Florida seems to have found its footing after an awful opener against Miami of Ohio and skittish performances against South Florida and Tennessee. The Gators' trip to Tuscaloosa on Saturday should bring us up to date on Florida's progress.
Kansas State's opening victory against UCLA suddenly seems more impressive than it was at the time. Wisconsin, which struggled at home against San Jose State and Arizona State, is getting way more love in the polls than it has earned. Michigan started 4-0 last year, too, and finished 5-7. USC is off to the most predicable 4-0 start in school history and now faces the least predictable remaining nine games.
Nebraska's really big win at Washington (56-21) was countered by its really tiny home win against South Dakota State (17-3).
Impressed/not yet convinced
Oklahoma, Utah, Auburn, Arizona, Nevada, Michigan State, North Carolina State, Louisiana State.
Oklahoma is undefeated despite being outscored in the fourth quarter, while Utah hasn't been tested since escaping the overtime opener against Pittsburgh. Auburn could have/should have lost at home to Clemson but rebounded impressively against South Carolina. Arizona showed moxie in last drives to beat Iowa and California, but tough Pac-10 work is still to come. Nevada is ranked for the first time since 1948 but can't be trusted. Michigan State needed a trick play at home to outlast mediocre Notre Dame.
North Carolina State, led by marvelous quarterback Russell Wilson, could be the best team in the Atlantic Coast, but what does that mean? And LSU has this funny habit (2003, 2007) of sneaking up on people to win national titles.
The whole 10 yards
Alabama, Boise State, Oregon, Stanford, Texas Christian, Ohio State.

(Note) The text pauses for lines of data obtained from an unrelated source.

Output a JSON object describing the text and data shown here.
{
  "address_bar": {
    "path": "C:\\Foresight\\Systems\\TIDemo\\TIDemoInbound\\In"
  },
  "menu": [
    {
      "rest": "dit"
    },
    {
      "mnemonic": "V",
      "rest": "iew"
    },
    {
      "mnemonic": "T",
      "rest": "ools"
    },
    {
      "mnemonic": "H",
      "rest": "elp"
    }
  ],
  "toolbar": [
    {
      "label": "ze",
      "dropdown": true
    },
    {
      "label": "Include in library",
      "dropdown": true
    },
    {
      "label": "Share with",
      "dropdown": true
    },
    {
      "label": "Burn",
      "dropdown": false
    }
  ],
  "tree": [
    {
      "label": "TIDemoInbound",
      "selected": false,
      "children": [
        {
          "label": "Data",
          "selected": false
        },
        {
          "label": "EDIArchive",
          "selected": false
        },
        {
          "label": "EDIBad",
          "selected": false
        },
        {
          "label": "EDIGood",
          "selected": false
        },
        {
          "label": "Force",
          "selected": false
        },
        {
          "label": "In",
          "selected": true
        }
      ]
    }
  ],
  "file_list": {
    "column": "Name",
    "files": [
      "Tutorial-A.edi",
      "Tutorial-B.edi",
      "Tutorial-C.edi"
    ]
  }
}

Alabama escaped at Arkansas and is only going to get better as the season and the defense progresses, so Florida (this week) or South Carolina (next week) had better take their best shots. Boise State has proved, without doubt, it belongs in this group, although the Broncos' next big test probably won't come until a late-November trip to Nevada. The winner of Stanford at Oregon on Saturday becomes the Pac-10 team to beat, although it's hard to see how the champion gets out without a loss or two. TCU is well-positioned in the top five, but needs a Boise State bobble to become this year's gate-crasher. Ohio State can't play every game at home this year (only eight), so its fate will likely be decided by trips to Wisconsin (Oct. 16) and Iowa (Nov. 20).